:: The records
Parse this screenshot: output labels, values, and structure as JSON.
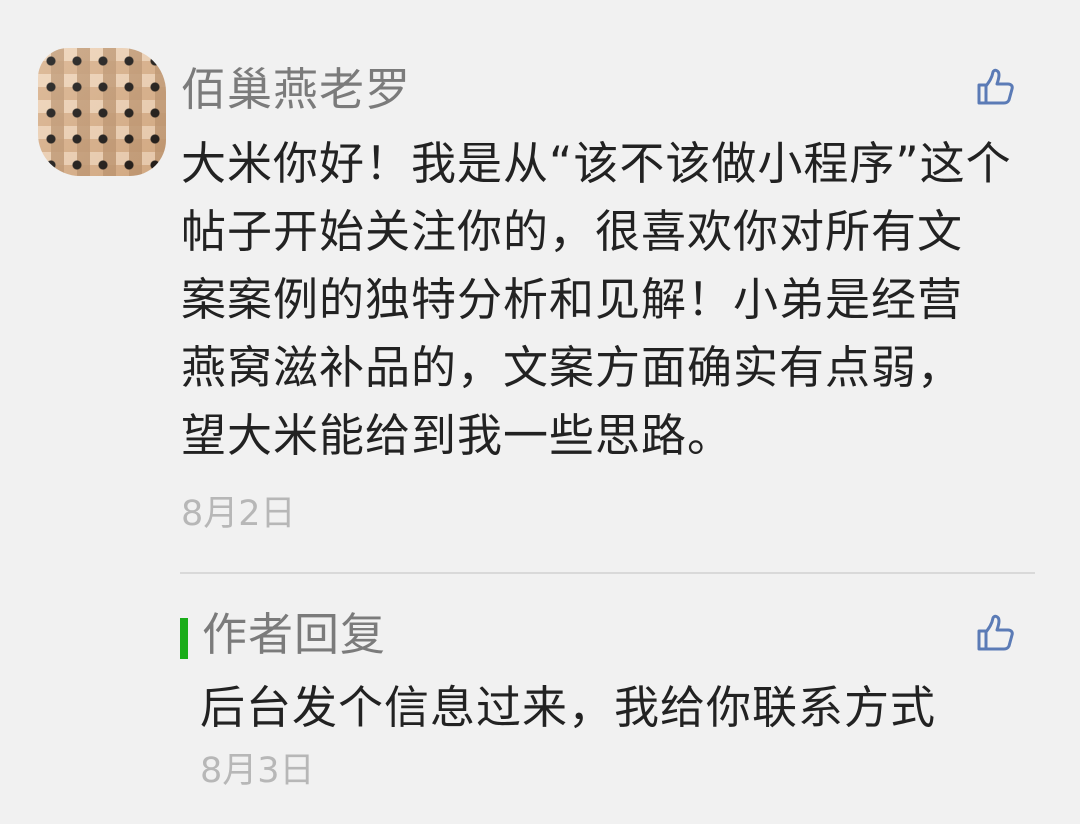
{
  "comment": {
    "author": "佰巢燕老罗",
    "text": "大米你好！我是从“该不该做小程序”这个\n帖子开始关注你的，很喜欢你对所有文\n案案例的独特分析和见解！小弟是经营\n燕窝滋补品的，文案方面确实有点弱，\n望大米能给到我一些思路。",
    "date": "8月2日",
    "like_icon": "thumbs-up-icon"
  },
  "reply": {
    "title": "作者回复",
    "text": "后台发个信息过来，我给你联系方式",
    "date": "8月3日",
    "like_icon": "thumbs-up-icon"
  },
  "colors": {
    "background": "#f1f1f1",
    "text": "#222222",
    "muted": "#7b7b7b",
    "date": "#b7b7b7",
    "accent": "#1aad19",
    "like": "#5b7bb6",
    "divider": "#d9d9d9"
  }
}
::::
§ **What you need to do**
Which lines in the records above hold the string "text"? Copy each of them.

§ **Written answer**
    "text": "大米你好！我是从“该不该做小程序”这个\n帖子开始关注你的，很喜欢你对所有文\n案案例的独特分析和见解！小弟是经营\n燕窝滋补品的，文案方面确实有点弱，\n望大米能给到我一些思路。",
    "text": "后台发个信息过来，我给你联系方式",
    "text": "#222222",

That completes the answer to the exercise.